__Activity__.
Every line below that contains "abbr" is to be copied.

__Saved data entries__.
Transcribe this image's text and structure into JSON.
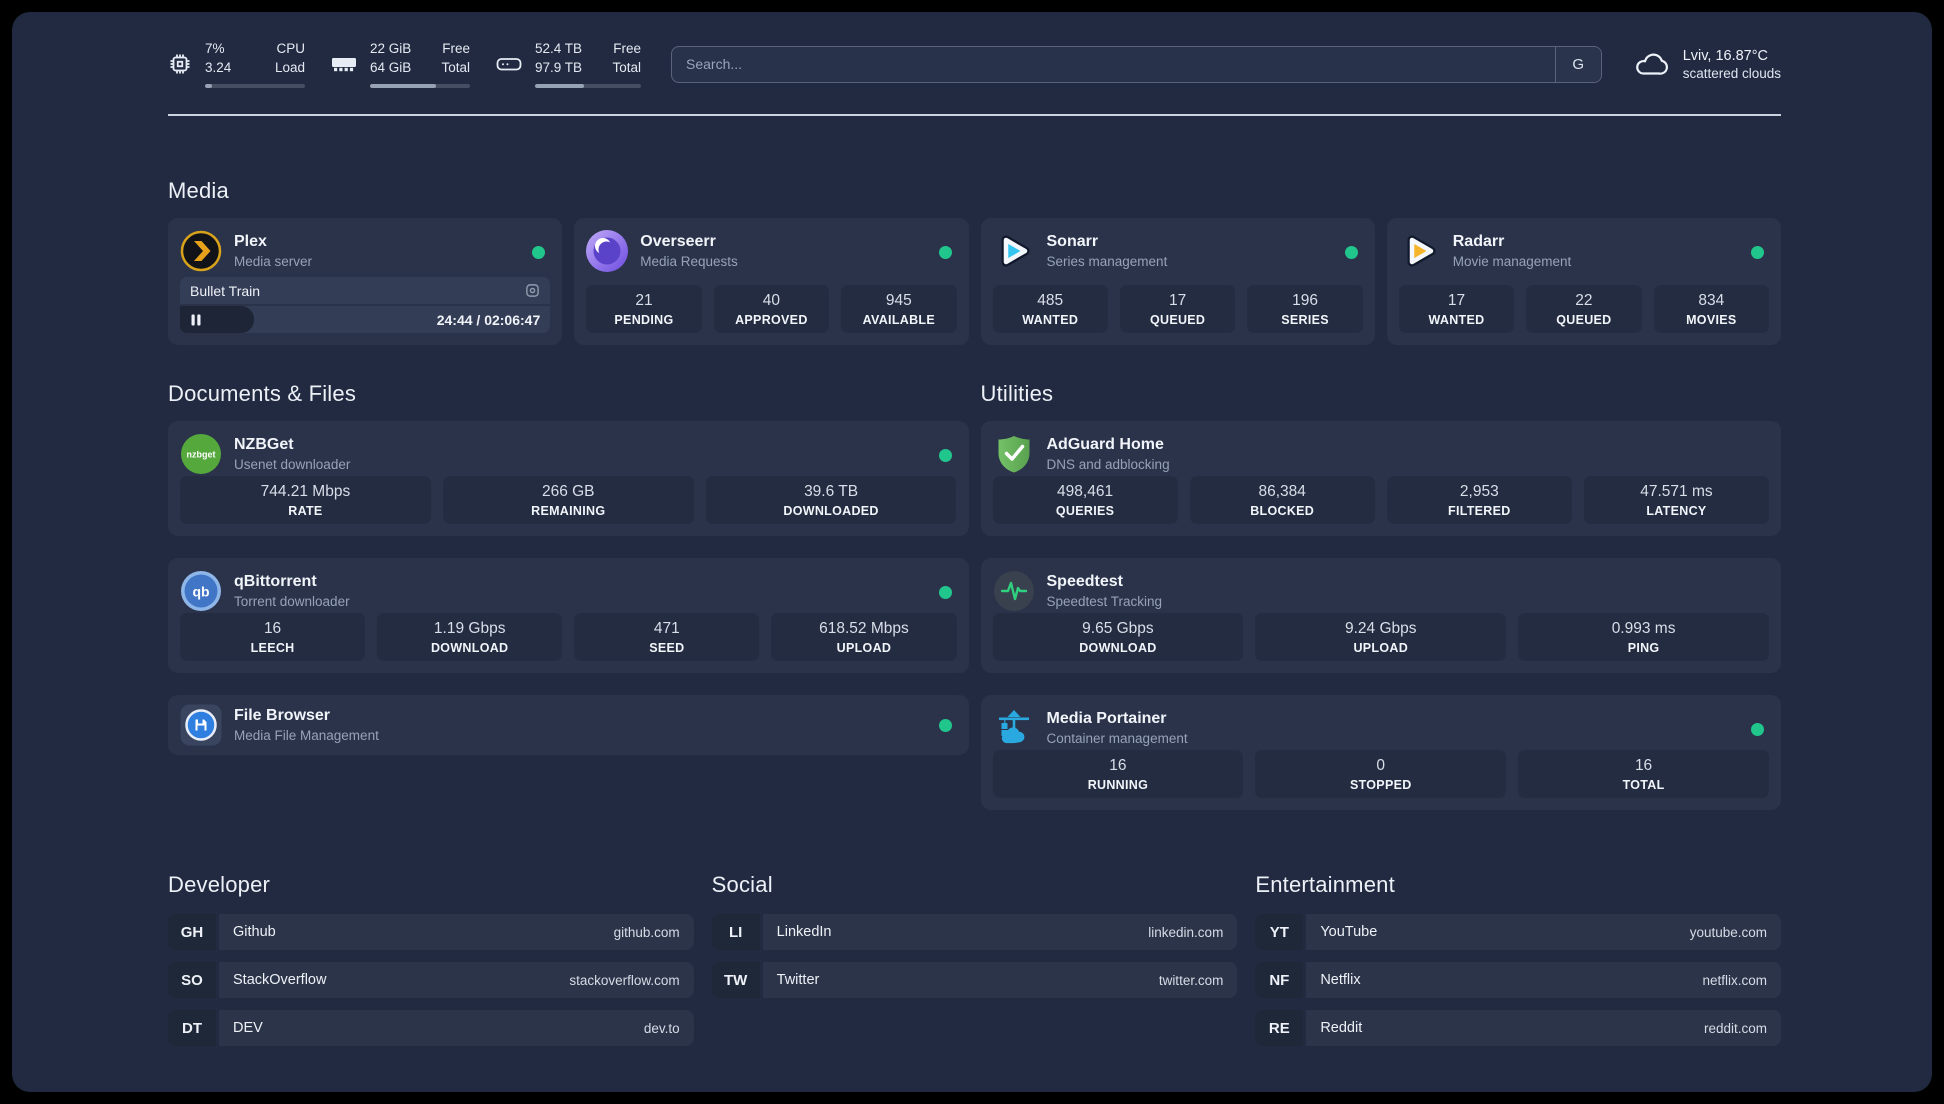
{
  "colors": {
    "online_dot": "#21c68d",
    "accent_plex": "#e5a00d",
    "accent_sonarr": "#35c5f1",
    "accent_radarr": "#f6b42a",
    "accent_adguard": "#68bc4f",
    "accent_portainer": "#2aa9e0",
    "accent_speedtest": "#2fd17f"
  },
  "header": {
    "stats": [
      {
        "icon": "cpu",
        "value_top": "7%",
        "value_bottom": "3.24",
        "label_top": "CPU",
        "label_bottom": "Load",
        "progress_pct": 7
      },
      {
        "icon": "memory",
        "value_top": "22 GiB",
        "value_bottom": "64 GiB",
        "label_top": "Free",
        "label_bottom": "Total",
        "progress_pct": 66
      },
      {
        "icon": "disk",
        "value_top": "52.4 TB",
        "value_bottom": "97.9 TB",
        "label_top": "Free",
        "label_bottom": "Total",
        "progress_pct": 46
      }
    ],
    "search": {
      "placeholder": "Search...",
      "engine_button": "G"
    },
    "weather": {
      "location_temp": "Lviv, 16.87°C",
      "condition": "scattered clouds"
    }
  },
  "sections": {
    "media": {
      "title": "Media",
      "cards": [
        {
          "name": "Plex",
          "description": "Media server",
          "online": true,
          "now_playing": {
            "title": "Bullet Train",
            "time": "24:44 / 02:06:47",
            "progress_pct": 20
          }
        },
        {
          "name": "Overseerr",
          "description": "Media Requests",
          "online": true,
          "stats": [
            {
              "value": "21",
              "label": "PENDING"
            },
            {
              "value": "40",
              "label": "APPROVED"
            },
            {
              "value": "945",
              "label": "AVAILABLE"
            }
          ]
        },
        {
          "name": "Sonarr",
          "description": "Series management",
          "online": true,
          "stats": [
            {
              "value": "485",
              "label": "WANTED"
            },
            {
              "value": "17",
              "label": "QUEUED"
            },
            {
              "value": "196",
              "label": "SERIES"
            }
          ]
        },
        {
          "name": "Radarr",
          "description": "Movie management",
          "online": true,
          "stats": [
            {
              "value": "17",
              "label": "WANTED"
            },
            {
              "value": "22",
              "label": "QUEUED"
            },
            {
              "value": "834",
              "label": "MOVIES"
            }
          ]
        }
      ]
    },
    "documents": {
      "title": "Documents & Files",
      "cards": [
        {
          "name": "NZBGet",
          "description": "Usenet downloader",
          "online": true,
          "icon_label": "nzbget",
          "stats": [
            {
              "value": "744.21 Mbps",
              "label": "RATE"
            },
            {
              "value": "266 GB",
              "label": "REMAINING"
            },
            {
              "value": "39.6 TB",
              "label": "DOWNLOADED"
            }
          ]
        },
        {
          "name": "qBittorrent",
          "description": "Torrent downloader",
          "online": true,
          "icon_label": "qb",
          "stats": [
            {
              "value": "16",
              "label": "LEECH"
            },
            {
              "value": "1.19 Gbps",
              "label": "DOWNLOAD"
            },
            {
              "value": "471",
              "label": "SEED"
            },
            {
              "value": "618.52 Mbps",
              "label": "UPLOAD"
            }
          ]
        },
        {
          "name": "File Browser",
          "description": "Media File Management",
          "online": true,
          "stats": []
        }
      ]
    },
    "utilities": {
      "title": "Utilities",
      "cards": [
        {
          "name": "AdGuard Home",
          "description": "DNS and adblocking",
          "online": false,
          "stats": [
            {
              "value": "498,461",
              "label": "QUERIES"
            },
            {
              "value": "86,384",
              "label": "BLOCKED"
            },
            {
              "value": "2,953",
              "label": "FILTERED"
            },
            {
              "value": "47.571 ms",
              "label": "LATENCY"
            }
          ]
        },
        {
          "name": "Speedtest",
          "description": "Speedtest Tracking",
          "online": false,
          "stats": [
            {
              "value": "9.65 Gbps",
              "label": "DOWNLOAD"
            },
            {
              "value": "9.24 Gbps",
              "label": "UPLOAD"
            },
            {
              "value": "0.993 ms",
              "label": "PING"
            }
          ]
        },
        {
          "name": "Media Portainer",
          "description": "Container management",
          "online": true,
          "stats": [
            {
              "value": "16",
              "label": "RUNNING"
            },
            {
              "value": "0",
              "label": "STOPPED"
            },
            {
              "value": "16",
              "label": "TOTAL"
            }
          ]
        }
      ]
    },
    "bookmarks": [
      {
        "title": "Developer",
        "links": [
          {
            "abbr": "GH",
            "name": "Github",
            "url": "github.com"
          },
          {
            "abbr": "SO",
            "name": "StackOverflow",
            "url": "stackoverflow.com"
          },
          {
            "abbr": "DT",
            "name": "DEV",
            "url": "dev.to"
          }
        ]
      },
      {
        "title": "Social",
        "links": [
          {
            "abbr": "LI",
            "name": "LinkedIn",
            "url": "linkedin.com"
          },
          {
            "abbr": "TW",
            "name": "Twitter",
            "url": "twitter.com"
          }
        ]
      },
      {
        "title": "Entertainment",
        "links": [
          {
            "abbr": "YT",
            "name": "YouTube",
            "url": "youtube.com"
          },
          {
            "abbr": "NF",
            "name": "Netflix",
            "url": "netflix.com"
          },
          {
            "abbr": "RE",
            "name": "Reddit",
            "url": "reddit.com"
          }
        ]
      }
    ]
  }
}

__Answer to the exercise__.
            "abbr": "GH",
            "abbr": "SO",
            "abbr": "DT",
            "abbr": "LI",
            "abbr": "TW",
            "abbr": "YT",
            "abbr": "NF",
            "abbr": "RE",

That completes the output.